Then comes the practice stage! Hahaaaa! This is sometimes disheartening because maybe things are harder then they seemed. When you really analyze and breakdown the nuts and bolts of something, There are lots of details and technical things to look at, practice and absorb. This can sometimes take …years. The most efficient way of dealing with this is to have a very well thought out and professional practice schedule. If you are working at random it will double the time you need to get something down. A professional practice schedule keeps your mind straight when you are in this phase. One of my great teachers told me to withhold my creativity in this stage. Don’t get emotional over learning new material. Keep a detached concentration about it. Keep your mind focused on absorption and dont drift around. Creativity comes later when you are playing the music.
Of course there is no feeling in this world like noticing your progress, finally getting something down, and being able to flow with it in music. A huge satisfaction. Something to live for!

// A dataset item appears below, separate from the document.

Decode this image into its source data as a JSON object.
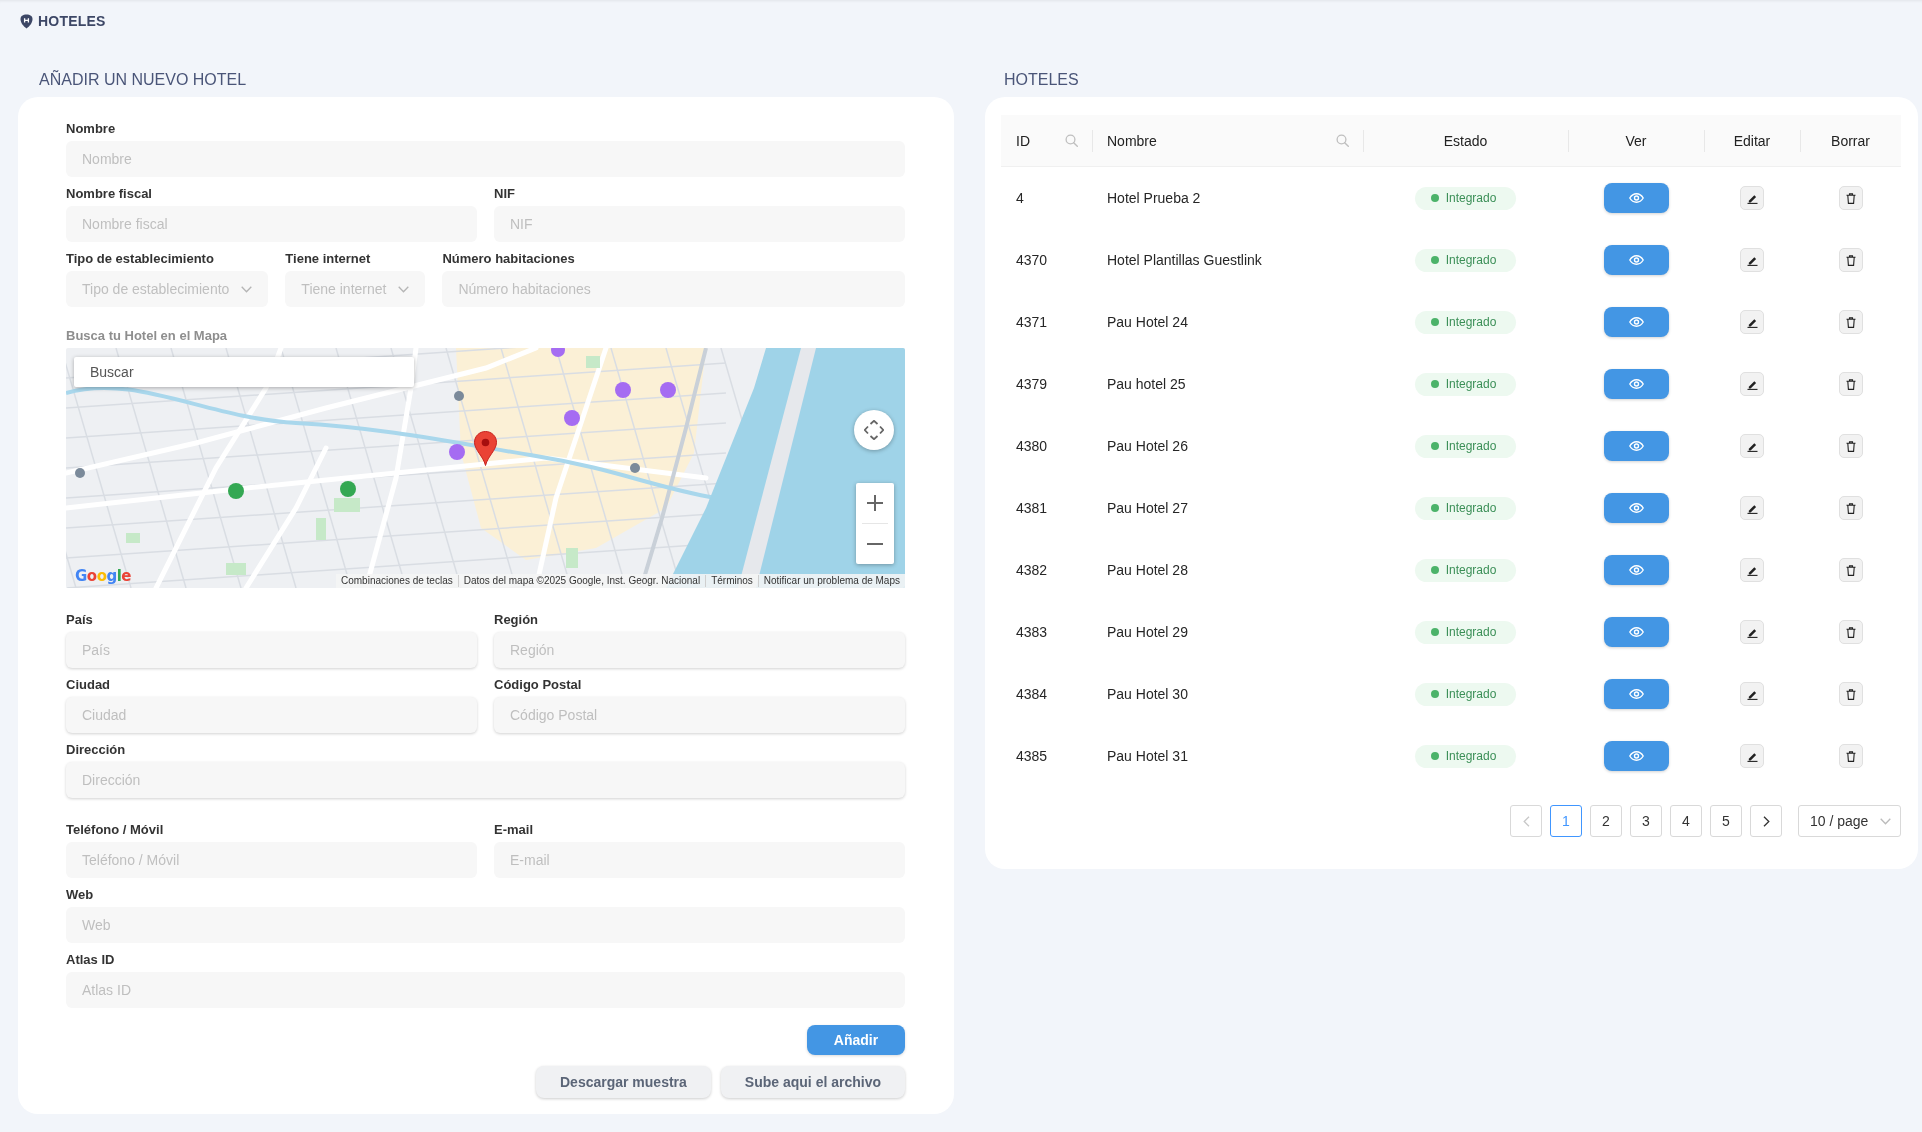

Once you finally have it going and you are playing the music, the creative process can begin. New ideas maybe come easily, maybe not. In this stage you can draw upon the countless hours you have spent shaping your voice and personalty as a musician. It helps tremendously to be an artist when approaching creativity. This is something sometimes people outside the arts have no connection to, or maybe don’t have a connection to on a daily basis. Not knowing even where to begin, perhaps. But as a “muso” it’s second nature right? A blessing! Enjoy this time as it can really lead to doors opening for you in many areas. Not only in music, but in your health and mental well-being.
Through the whole process of expanding your drumming, the biggest joy is just being behind the kit. Feeling the body work for you. Feeling the energy, the adrenaline, like a kid again! Having fun…doing something on planet earth that so many only can dream about. Doing something worthwhile…in this short life. Doing something of significant value.